If you have a father over the age of 55, it is likely that you have already heard the news: Endurance has been found. The ship, which was wrecked and abandoned in 1915 by Ernest Shackleton and his crew during their infamous and harrowing attempt to achieve the first land crossing of Antarctica, has been found at the bottom of the Weddell Sea by an expedition organized by the The Falklands Maritime Heritage Trust. According to the expedition's press release, Endurance was found 3,008 meters down, just four miles south of its last recorded location.
The expedition released some video footage of the Endurance, which remains remarkably intact.
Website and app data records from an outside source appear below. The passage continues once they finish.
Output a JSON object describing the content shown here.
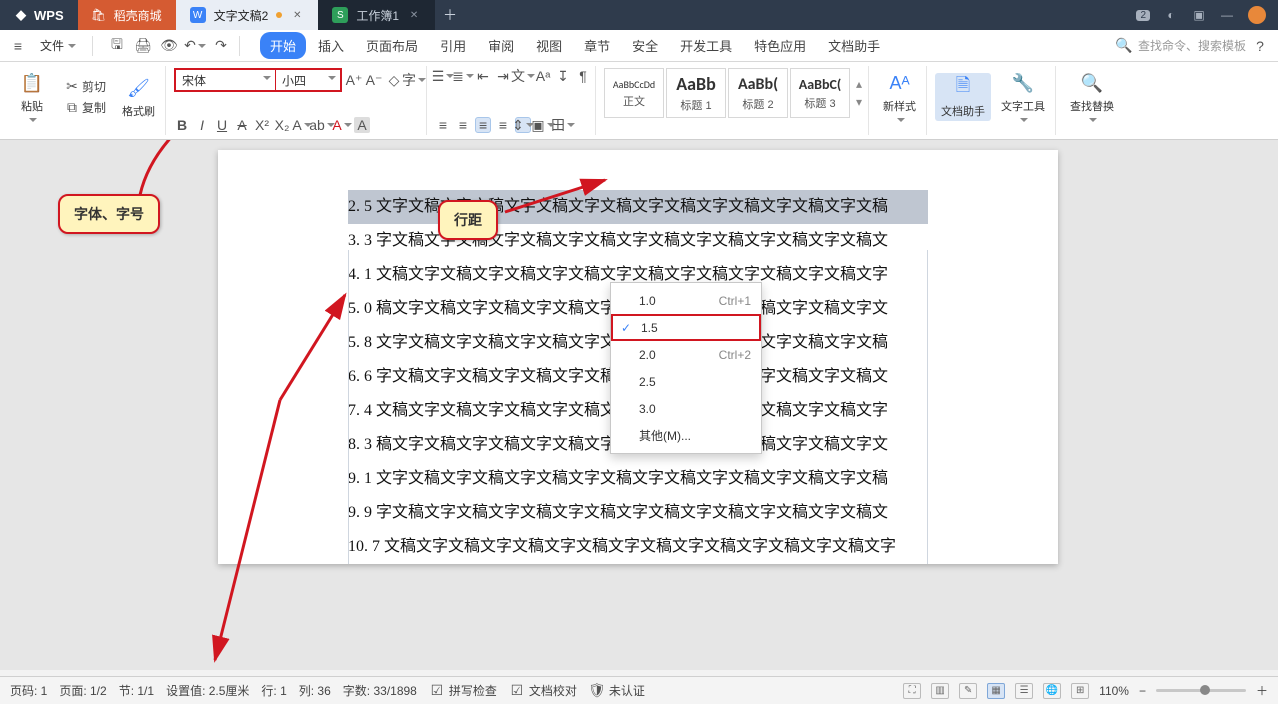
{
  "titlebar": {
    "app": "WPS",
    "tabs": [
      {
        "label": "稻壳商城",
        "kind": "store"
      },
      {
        "label": "文字文稿2",
        "kind": "doc",
        "active": true,
        "dirty": true
      },
      {
        "label": "工作簿1",
        "kind": "sheet"
      }
    ],
    "badge": "2"
  },
  "menubar": {
    "file": "文件",
    "search_icon": "🔍",
    "search_hint": "查找命令、搜索模板",
    "tabs": [
      "开始",
      "插入",
      "页面布局",
      "引用",
      "审阅",
      "视图",
      "章节",
      "安全",
      "开发工具",
      "特色应用",
      "文档助手"
    ]
  },
  "ribbon": {
    "paste": "粘贴",
    "cut": "剪切",
    "copy": "复制",
    "format_painter": "格式刷",
    "font_name": "宋体",
    "font_size": "小四",
    "styles": [
      {
        "preview": "AaBbCcDd",
        "name": "正文",
        "size": "10px"
      },
      {
        "preview": "AaBb",
        "name": "标题 1",
        "size": "18px",
        "bold": true
      },
      {
        "preview": "AaBb(",
        "name": "标题 2",
        "size": "16px",
        "bold": true
      },
      {
        "preview": "AaBbC(",
        "name": "标题 3",
        "size": "14px",
        "bold": true
      }
    ],
    "new_style": "新样式",
    "doc_helper": "文档助手",
    "text_tools": "文字工具",
    "find_replace": "查找替换"
  },
  "line_spacing_menu": {
    "items": [
      {
        "label": "1.0",
        "shortcut": "Ctrl+1"
      },
      {
        "label": "1.5",
        "selected": true
      },
      {
        "label": "2.0",
        "shortcut": "Ctrl+2"
      },
      {
        "label": "2.5"
      },
      {
        "label": "3.0"
      },
      {
        "label": "其他(M)..."
      }
    ]
  },
  "callouts": {
    "font": "字体、字号",
    "linespacing": "行距"
  },
  "document_lines": [
    "2. 5 文字文稿文字文稿文字文稿文字文稿文字文稿文字文稿文字文稿文字文稿",
    "3. 3 字文稿文字文稿文字文稿文字文稿文字文稿文字文稿文字文稿文字文稿文",
    "4. 1 文稿文字文稿文字文稿文字文稿文字文稿文字文稿文字文稿文字文稿文字",
    "5. 0 稿文字文稿文字文稿文字文稿文字文稿文字文稿文字文稿文字文稿文字文",
    "5. 8 文字文稿文字文稿文字文稿文字文稿文字文稿文字文稿文字文稿文字文稿",
    "6. 6 字文稿文字文稿文字文稿文字文稿文字文稿文字文稿文字文稿文字文稿文",
    "7. 4 文稿文字文稿文字文稿文字文稿文字文稿文字文稿文字文稿文字文稿文字",
    "8. 3 稿文字文稿文字文稿文字文稿文字文稿文字文稿文字文稿文字文稿文字文",
    "9. 1 文字文稿文字文稿文字文稿文字文稿文字文稿文字文稿文字文稿文字文稿",
    "9. 9 字文稿文字文稿文字文稿文字文稿文字文稿文字文稿文字文稿文字文稿文",
    "10. 7 文稿文字文稿文字文稿文字文稿文字文稿文字文稿文字文稿文字文稿文字"
  ],
  "statusbar": {
    "page_no": "页码: 1",
    "page": "页面: 1/2",
    "section": "节: 1/1",
    "setting": "设置值: 2.5厘米",
    "row": "行: 1",
    "col": "列: 36",
    "chars": "字数: 33/1898",
    "spell": "拼写检查",
    "proof": "文档校对",
    "auth": "未认证",
    "zoom": "110%"
  }
}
This, I must say, is cool as hell. Though I have not yet become the sort of History Dad who has devoured every single book and article ever written about Shackleton's expedition, it is a story that has fascinated me ever since I first learned about it in grade school. Beyond the gory details about frostbite and shifting ice floes and starvation, what has always stuck with me is the supreme sense of alienation that the story first filled me with. The year 1915 wasn't that long ago, geologically speaking, and yet to read about what Shackleton and his men experienced is to be confronted with the inconceivable. It gets how cold in Antarctica? Those guys walked how many miles? Pack ice can do what to a ship? I am able to imagine exploring the arctic in the early 20th century no easier than I can imagine exploring Mars today, the only difference being that real human beings actually did the former. The courage (lunacy?) it must have required to journey into such a brutal unknown is something none of us will likely ever be able to understand.
And so I must say that my heart swelled a bit upon seeing that image of the ship's stern, intact and still bearing its name. It made me think of something a college professor once told me when she was explaining how astronomically unlikely it is for a given fossil to be created and preserved long enough for humans to discover it. Knowledge of basically everything that used to exist on this planet is lost to us, and the stuff we do know about is the result of extraordinary luck and our desire to continue searching. Finding a ship that was wrecked 107 years ago is obviously a different achievement than finding a fossil that has been preserved for 107 million years, but it is similar in kind. It's a reminder of how much there is, and always will be, to discover on this planet, and that none of it gets found unless we really go looking for it. I guess that's a mindset that was apparent to Shackleton and his crew, who feel more real to me today than I ever thought they could.